═════ Provided records
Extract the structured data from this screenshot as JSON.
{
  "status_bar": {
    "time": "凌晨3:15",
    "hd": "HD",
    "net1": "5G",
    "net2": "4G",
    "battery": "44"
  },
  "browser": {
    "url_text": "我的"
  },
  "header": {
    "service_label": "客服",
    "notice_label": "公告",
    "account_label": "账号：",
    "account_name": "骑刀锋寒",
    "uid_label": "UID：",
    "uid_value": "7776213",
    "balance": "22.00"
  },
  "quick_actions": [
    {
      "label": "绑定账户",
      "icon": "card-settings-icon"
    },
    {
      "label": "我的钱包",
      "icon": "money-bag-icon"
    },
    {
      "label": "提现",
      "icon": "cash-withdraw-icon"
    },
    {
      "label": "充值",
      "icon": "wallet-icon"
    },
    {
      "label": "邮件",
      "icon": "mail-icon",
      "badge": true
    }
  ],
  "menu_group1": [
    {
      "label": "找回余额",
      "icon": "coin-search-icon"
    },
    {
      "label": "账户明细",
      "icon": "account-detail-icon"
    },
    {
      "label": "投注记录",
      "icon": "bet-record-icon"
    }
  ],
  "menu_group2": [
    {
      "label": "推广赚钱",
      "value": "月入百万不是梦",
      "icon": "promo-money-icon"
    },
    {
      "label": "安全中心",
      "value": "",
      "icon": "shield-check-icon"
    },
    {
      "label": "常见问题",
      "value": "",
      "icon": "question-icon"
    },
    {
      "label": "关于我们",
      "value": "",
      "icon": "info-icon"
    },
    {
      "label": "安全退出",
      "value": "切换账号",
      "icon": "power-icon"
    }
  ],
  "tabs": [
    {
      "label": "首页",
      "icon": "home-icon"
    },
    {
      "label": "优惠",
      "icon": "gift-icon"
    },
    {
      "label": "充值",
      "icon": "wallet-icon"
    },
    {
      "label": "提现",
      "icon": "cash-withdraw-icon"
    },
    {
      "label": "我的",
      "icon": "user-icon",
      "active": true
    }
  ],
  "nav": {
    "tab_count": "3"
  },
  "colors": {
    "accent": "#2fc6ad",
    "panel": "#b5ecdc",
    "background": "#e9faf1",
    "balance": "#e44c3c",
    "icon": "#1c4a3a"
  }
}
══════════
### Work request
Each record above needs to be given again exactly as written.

### Exercise solution
Extract the structured data from this screenshot as JSON.
{
  "status_bar": {
    "time": "凌晨3:15",
    "hd": "HD",
    "net1": "5G",
    "net2": "4G",
    "battery": "44"
  },
  "browser": {
    "url_text": "我的"
  },
  "header": {
    "service_label": "客服",
    "notice_label": "公告",
    "account_label": "账号：",
    "account_name": "骑刀锋寒",
    "uid_label": "UID：",
    "uid_value": "7776213",
    "balance": "22.00"
  },
  "quick_actions": [
    {
      "label": "绑定账户",
      "icon": "card-settings-icon"
    },
    {
      "label": "我的钱包",
      "icon": "money-bag-icon"
    },
    {
      "label": "提现",
      "icon": "cash-withdraw-icon"
    },
    {
      "label": "充值",
      "icon": "wallet-icon"
    },
    {
      "label": "邮件",
      "icon": "mail-icon",
      "badge": true
    }
  ],
  "menu_group1": [
    {
      "label": "找回余额",
      "icon": "coin-search-icon"
    },
    {
      "label": "账户明细",
      "icon": "account-detail-icon"
    },
    {
      "label": "投注记录",
      "icon": "bet-record-icon"
    }
  ],
  "menu_group2": [
    {
      "label": "推广赚钱",
      "value": "月入百万不是梦",
      "icon": "promo-money-icon"
    },
    {
      "label": "安全中心",
      "value": "",
      "icon": "shield-check-icon"
    },
    {
      "label": "常见问题",
      "value": "",
      "icon": "question-icon"
    },
    {
      "label": "关于我们",
      "value": "",
      "icon": "info-icon"
    },
    {
      "label": "安全退出",
      "value": "切换账号",
      "icon": "power-icon"
    }
  ],
  "tabs": [
    {
      "label": "首页",
      "icon": "home-icon"
    },
    {
      "label": "优惠",
      "icon": "gift-icon"
    },
    {
      "label": "充值",
      "icon": "wallet-icon"
    },
    {
      "label": "提现",
      "icon": "cash-withdraw-icon"
    },
    {
      "label": "我的",
      "icon": "user-icon",
      "active": true
    }
  ],
  "nav": {
    "tab_count": "3"
  },
  "colors": {
    "accent": "#2fc6ad",
    "panel": "#b5ecdc",
    "background": "#e9faf1",
    "balance": "#e44c3c",
    "icon": "#1c4a3a"
  }
}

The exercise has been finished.